Tina Wiseman sat in her wheelchair at the base of her driveway, Kleenexes in hand and tears in her eyes.
As one motorcycle and vehicle after another went by, with American flags billowing from the back of bikes or passengers decked out in purple—the color of lupus awareness—Wiseman found herself so overcome with emotion that she couldn’t make out all the faces of those she saw.
“It was incredible. I couldn’t stop crying and I’m so glad that they went up to the cul-de-sac and turned around so I could see more faces on the opposite side,” she said. “They didn’t have to do that and take time out of their weekend, their summer, their plans. That just shows me how fortunate I am to have them all in my life. They’re just amazing people.”
Friends of Wiseman, her husband, Gary, and daughter, Brittany, say the same about her.
“She’s just a very kind and selfless person,” said Pam Mills, a friend who helped organize the recent drive-by for no other reason but to show support for the family.
In better days, the Wisemans, who live in Spotsylvania County, would have been part of the motorcycle ride. Whenever there was a need in the community, “they were the first ones to step up and help out with anything,” Mills said.
That’s why she felt the need to rally the troops for Tina Wiseman, who’s 48, and has been battling various disorders most of her life. In 2004, she also was diagnosed with lupus, a chronic condition that can cause inflammation—and pain—in any part of the body. Instead of fighting infection, the immune system of a person with lupus attacks healthy tissue in the skin, joints and internal organs such as the heart and kidneys.
“It has really kicked this girl’s butt,” said Kristin Nash, another friend and local radio personality. “It’s heartbreaking.”

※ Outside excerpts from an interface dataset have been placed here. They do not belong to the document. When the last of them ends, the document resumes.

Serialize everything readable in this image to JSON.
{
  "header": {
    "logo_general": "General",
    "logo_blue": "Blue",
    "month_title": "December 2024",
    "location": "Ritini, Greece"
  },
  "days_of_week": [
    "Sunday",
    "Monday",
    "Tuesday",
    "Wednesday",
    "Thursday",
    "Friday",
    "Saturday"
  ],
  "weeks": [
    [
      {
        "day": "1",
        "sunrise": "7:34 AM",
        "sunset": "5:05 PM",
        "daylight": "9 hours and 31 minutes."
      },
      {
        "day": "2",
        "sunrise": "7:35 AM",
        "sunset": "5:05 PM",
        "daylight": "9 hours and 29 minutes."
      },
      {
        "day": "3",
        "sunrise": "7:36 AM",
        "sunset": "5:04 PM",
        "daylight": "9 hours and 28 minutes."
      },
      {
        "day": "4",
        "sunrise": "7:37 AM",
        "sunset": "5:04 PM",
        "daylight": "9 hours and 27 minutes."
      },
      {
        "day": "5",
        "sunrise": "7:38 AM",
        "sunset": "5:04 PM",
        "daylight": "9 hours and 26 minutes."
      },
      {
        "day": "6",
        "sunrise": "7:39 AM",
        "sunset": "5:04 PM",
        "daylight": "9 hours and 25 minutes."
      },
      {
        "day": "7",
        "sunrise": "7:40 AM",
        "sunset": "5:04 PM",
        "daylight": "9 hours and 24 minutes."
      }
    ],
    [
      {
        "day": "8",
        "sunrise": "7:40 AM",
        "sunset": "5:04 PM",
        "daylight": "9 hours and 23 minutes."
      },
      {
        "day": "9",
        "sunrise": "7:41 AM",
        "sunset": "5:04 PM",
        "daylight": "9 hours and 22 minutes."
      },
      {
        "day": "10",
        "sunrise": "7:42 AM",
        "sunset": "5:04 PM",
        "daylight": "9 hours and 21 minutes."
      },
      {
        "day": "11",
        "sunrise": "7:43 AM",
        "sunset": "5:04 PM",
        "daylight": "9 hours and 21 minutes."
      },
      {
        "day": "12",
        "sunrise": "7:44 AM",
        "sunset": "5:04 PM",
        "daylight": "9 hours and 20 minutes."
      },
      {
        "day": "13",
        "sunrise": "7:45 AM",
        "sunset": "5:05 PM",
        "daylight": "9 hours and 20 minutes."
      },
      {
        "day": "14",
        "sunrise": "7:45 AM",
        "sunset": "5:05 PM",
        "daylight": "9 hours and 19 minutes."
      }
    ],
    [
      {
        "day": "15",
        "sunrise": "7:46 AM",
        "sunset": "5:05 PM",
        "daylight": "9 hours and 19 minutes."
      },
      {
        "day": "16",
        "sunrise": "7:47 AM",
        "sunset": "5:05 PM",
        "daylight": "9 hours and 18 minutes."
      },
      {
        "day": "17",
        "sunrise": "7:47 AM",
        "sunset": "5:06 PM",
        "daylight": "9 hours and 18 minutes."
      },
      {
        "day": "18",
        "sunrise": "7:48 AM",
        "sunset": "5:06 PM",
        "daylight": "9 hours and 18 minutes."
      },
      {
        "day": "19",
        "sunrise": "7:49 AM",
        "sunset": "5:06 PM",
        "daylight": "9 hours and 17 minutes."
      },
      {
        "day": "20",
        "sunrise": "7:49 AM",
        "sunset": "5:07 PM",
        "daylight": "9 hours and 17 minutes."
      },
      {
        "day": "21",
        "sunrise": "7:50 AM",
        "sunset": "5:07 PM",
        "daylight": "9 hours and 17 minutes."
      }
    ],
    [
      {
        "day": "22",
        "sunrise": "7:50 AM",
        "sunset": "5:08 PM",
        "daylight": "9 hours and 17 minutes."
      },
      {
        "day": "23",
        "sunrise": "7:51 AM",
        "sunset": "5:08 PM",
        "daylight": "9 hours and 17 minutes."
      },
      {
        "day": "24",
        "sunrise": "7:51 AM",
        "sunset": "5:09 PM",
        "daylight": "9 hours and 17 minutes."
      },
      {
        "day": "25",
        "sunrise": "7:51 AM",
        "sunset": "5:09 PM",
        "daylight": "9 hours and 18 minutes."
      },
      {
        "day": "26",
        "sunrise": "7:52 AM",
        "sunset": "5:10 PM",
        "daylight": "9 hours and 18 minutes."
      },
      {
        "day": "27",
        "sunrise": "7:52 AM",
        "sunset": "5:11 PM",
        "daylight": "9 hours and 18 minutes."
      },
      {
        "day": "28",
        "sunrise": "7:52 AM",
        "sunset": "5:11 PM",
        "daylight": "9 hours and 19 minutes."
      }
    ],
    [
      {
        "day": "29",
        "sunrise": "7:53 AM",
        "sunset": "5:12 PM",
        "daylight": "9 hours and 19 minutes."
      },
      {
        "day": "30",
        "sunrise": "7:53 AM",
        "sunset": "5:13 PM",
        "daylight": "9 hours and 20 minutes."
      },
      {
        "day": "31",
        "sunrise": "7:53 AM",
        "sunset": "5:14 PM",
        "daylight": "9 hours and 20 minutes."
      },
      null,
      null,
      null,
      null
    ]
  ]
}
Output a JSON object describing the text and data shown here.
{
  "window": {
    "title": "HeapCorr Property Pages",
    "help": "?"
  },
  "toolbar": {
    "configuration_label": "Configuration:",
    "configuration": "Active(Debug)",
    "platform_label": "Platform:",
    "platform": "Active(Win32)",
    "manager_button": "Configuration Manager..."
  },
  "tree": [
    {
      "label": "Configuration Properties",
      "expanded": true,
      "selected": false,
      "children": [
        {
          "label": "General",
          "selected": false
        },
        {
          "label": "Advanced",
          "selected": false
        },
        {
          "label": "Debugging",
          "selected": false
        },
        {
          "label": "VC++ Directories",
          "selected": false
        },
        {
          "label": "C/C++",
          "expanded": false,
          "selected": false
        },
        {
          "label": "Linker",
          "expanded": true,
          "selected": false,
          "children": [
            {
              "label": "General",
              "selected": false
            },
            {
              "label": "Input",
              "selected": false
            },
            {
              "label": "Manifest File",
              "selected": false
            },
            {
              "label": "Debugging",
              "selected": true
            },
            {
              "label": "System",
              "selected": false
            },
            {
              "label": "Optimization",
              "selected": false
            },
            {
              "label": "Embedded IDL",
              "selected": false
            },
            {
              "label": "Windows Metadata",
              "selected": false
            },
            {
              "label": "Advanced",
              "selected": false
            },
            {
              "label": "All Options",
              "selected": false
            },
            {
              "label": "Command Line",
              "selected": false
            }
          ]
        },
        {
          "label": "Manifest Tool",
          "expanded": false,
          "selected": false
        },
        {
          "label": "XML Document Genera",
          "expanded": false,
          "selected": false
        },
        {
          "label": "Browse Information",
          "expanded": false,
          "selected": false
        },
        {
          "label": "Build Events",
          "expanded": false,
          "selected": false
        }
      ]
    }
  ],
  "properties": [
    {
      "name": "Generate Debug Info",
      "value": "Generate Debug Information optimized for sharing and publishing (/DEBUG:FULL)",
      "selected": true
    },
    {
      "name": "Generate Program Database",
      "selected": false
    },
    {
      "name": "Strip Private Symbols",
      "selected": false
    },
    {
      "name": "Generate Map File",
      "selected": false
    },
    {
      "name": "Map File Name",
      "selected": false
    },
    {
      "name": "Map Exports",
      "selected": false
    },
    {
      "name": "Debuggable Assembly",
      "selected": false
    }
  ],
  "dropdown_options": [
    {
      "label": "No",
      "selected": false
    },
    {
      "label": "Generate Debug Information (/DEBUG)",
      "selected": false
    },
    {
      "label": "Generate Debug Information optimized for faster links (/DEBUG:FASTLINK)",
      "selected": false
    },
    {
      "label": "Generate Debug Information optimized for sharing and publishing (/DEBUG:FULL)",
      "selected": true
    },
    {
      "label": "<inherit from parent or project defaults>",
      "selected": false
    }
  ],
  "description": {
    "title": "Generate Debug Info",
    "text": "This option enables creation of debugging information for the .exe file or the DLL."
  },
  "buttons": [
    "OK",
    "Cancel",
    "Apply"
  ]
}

The same group of friends who offered drive-by support on June 27 also has donated about $10,000 over the years in Tina Wiseman’s name to the Lupus Foundation of America, which estimates that at least 1.5 million people in the United States suffer with some form of the disease.
Tina Wiseman hasn’t wanted any money—or attention—for herself.
“She doesn’t want any tears, she doesn’t want sympathy, she just wants a cure, she wants awareness and she wants everybody to know how debilitating this is,” Mills said, adding the Wisemans “never asked for any financial help, nothing at all.”
Tina Wiseman didn’t want to be singled out, made to look like she was the only one in pain.
“There’s millions of sufferers, not just me,” she said. “It’s just important to me to get more awareness out with autoimmune diseases, people suffer so terribly with pain and fatigue, and lupus is one of the biggest diseases and strongest ones out there.”
She believes it’s often the underlying cause of deaths, which are recorded as heart attacks or kidney failure.
Tina Wiseman has had severe fatigue, joint pain and stomach issues since she was a child and was diagnosed with her first autoimmune problem when she was 8. But she says the worst symptoms have come from the lupus. It causes a nonstop burning sensation in her nerves as well as aches in her joints that feel like she’s being stabbed with an ice pick.
Another condition causes her legs to swell and turn red and purple. Tina Wiseman uses a cane to get around in the house and a wheelchair “only when I have to,” she said.
Even though she’s fought diseases most of her life, her health has declined dramatically in the last three years.
“Being away from everybody has really been emotionally hard on me,” she said. “Being in my home and my room most of this time, looking at these four walls is very hard. If it wasn’t for this group and the support they have given me, I wouldn’t be able to handle it as well as I have. I am one of the very blessed ones that I have my family and I have them. Support is so very important for people with this disease and other diseases as well.”
Gary Wiseman, who owns Platinum Auto World in Spotsylvania, said the same in an email. He had asked Mills to speak on his behalf about other aspects of his wife’s situation because it’s so emotional for him.
“The event was unbelievable, I can’t even begin to thank everyone enough,” he said. “We have done a lot of rides ourselves and this was one of the biggest I have seen.”
Nash said she wasn’t surprised by the turnout for her friend.
“Tina is so loved and we need to do something to stop this illness. Research, awareness, donations to lupus awareness,” she said. “Anything to help find a cure for this silent disease.”
Cathy Dyson: 540/374-5425